One of the most compelling parts of Leonard is that he’s gay and black and served in the military during Vietnam War, which couldn’t have been easy in any way, shape, or form. Not to mention he’s now dealing with the aftermath, part resentment of losing himself, partly a realising that things aren’t so much better back home, either. And then, for many soldiers,
On the South Side, Leonard finds a church. He goes to see Bacon (Louis Gossett Jr.) and they have a frank, tough conversation about what they each came back to after their respective tours of duty – Leonard in Vietnam, Bacon in various places in Europe during WWII. Unfortunately, the old man believes the Klan has killed Florida.
At the Christmas tree farm, Truman discusses the “problems” Hap seems to have brought with him down to Grovetown. He talks about Florida stirring things up there, and Hap doesn’t take any of it lying down. Brown is an unabashed racist, whose whiteness clashes hard with that of Hap’s, whose live has revolved around equality, in various ways. Stark contrast of two men who grew up in the same places, and how two people such as that can diverge so widely. Hap understands that racists are simply trying to tear the place apart, they aren’t concerned with building anything back up; they just don’t want the current system because it involves non-whites. A nasty fact of this world.

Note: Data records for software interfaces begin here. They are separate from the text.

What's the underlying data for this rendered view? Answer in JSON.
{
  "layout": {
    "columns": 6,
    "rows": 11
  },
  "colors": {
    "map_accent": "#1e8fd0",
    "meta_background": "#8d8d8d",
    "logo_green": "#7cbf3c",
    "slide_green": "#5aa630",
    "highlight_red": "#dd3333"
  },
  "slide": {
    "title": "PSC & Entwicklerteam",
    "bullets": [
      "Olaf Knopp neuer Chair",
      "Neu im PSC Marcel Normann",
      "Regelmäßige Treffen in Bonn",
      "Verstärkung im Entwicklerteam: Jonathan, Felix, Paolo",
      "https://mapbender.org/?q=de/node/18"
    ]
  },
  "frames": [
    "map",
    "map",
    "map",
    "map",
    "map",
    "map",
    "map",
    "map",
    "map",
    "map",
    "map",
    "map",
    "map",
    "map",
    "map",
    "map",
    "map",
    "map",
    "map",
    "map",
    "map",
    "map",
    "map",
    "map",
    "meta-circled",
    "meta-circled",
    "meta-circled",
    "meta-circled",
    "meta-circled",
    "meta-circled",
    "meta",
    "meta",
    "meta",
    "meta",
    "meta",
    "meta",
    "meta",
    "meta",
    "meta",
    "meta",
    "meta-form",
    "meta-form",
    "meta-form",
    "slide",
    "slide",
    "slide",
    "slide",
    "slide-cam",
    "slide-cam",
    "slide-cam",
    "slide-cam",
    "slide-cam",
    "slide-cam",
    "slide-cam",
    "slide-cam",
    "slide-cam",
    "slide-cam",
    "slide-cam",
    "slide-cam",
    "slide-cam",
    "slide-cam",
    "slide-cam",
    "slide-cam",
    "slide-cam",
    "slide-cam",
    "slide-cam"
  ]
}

“This here‘s America”
“It‘s just a hunch, but I‘m guessin‘ you never asked an American Indian how they might feel about that.”

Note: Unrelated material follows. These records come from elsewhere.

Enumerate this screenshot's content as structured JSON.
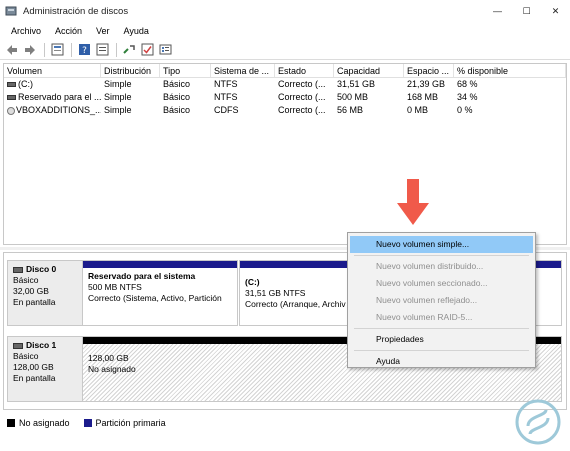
{
  "window": {
    "title": "Administración de discos",
    "controls": [
      "—",
      "☐",
      "✕"
    ]
  },
  "menu": [
    "Archivo",
    "Acción",
    "Ver",
    "Ayuda"
  ],
  "toolbar": [
    "back-icon",
    "forward-icon",
    "properties-icon",
    "help-icon",
    "refresh-icon",
    "connect-icon",
    "check-icon",
    "list-icon"
  ],
  "volumes": {
    "columns": [
      "Volumen",
      "Distribución",
      "Tipo",
      "Sistema de ...",
      "Estado",
      "Capacidad",
      "Espacio ...",
      "% disponible"
    ],
    "rows": [
      {
        "icon": "volume",
        "volumen": "(C:)",
        "distribucion": "Simple",
        "tipo": "Básico",
        "sistema": "NTFS",
        "estado": "Correcto (...",
        "capacidad": "31,51 GB",
        "espacio": "21,39 GB",
        "disponible": "68 %"
      },
      {
        "icon": "volume",
        "volumen": "Reservado para el ...",
        "distribucion": "Simple",
        "tipo": "Básico",
        "sistema": "NTFS",
        "estado": "Correcto (...",
        "capacidad": "500 MB",
        "espacio": "168 MB",
        "disponible": "34 %"
      },
      {
        "icon": "cd",
        "volumen": "VBOXADDITIONS_...",
        "distribucion": "Simple",
        "tipo": "Básico",
        "sistema": "CDFS",
        "estado": "Correcto (...",
        "capacidad": "56 MB",
        "espacio": "0 MB",
        "disponible": "0 %"
      }
    ]
  },
  "disks": [
    {
      "name": "Disco 0",
      "type": "Básico",
      "size": "32,00 GB",
      "status": "En pantalla",
      "partitions": [
        {
          "name": "Reservado para el sistema",
          "detail": "500 MB NTFS",
          "status": "Correcto (Sistema, Activo, Partición"
        },
        {
          "name": "(C:)",
          "detail": "31,51 GB NTFS",
          "status": "Correcto (Arranque, Archiv"
        }
      ]
    },
    {
      "name": "Disco 1",
      "type": "Básico",
      "size": "128,00 GB",
      "status": "En pantalla",
      "unallocated": {
        "size": "128,00 GB",
        "label": "No asignado"
      }
    }
  ],
  "legend": [
    {
      "label": "No asignado",
      "color": "#000000"
    },
    {
      "label": "Partición primaria",
      "color": "#1b1b8c"
    }
  ],
  "context_menu": {
    "items": [
      {
        "label": "Nuevo volumen simple...",
        "enabled": true,
        "highlighted": true
      },
      {
        "label": "Nuevo volumen distribuido...",
        "enabled": false
      },
      {
        "label": "Nuevo volumen seccionado...",
        "enabled": false
      },
      {
        "label": "Nuevo volumen reflejado...",
        "enabled": false
      },
      {
        "label": "Nuevo volumen RAID-5...",
        "enabled": false
      },
      {
        "label": "Propiedades",
        "enabled": true
      },
      {
        "label": "Ayuda",
        "enabled": true
      }
    ]
  },
  "colors": {
    "highlight": "#91c9f7",
    "primary_partition": "#1b1b8c",
    "arrow": "#f05a4a"
  }
}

Over at the police station, Hap goes to see Chief Cantuck (Corbin Bernsen) about Brown and his gang, believing they killed Soothe, and then Florida, too. It’s not exactly easy to try getting the Chief to listen, he’s another casual racist believing he’s upholding the law when he’s only serving to perpetuate the damage of whiteness against people of colour – “Just racist enough to turn the other way.”

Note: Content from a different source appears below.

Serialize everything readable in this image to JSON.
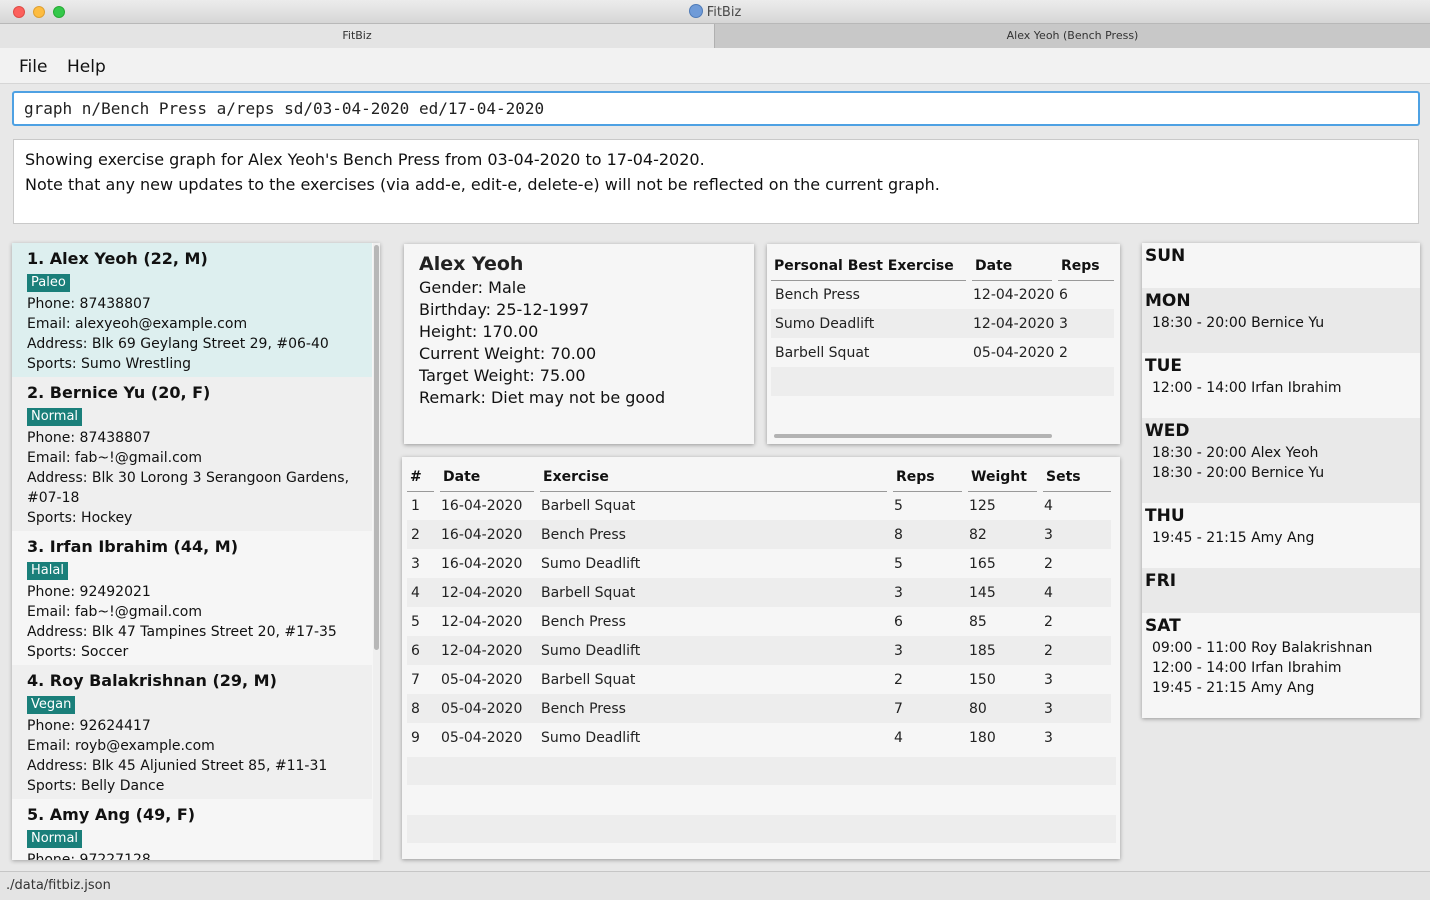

We get a bit more info on Belinda (Sydney Wease). She disappeared a while, then returned from out of the woods. She wanders around town a good bit, and she doesn’t talk anymore, either. Hap wonders if she might know things about Grovetown; important things.
Hap and Leonard meet up again, and the latter tells his buddy Bacon did see Florida at a place called Blind Tillie’s before she disappeared. At the same time, later in the night, the Chief heads up to the Brown farm where he starts poking around. Is there a possible hope that this old white man might come around? Or is he a totally lost cause? He does at least tell Truman: “You ain‘t above the law.”
At Blind Tillie’s, Hap stays outside, as Bacon takes Leonard inside where rhythm and blues play loud and proud. Before heading inside Hap gets a visit from Belinda, and she has a lipstick belonging to Ms. Grange.
When the music slows, Blind Tillie (Ann Nesby) herself sits around with Hap, Bacon, and Leonard chatting about what she knows of Florida. She saw the woman in her bar. But nothing much else, except she was looking for those Soothe tapes. Tillie’s sure that Grovetown has all the answers, behind the ugly, racist curtain.
On the road, Hap and Leonard are crashed into by a truck. They wind up next to the railroad tracks, jammed up against a moving train. They manage to get out, but the Brown gang are firing rifles at them as they run through the woods. Truman is determined to solve his problems with more violence.
“They’re in the Thicket now” (nice non-Hap and Leonard Joe Lansdale reference tossed in)
Loved this episode, because we’re seeing the hideous heart of racism emerging from all areas of whiteness. Season 3 is exploring race in a whole new way, even compared to some of what we’ve already experienced. The positive male relationship between Hap and Leonard is key, as well. Definitely my favourite season so far.
“Senorita Mambo” is next time. Get your dancing shoes on, y’all!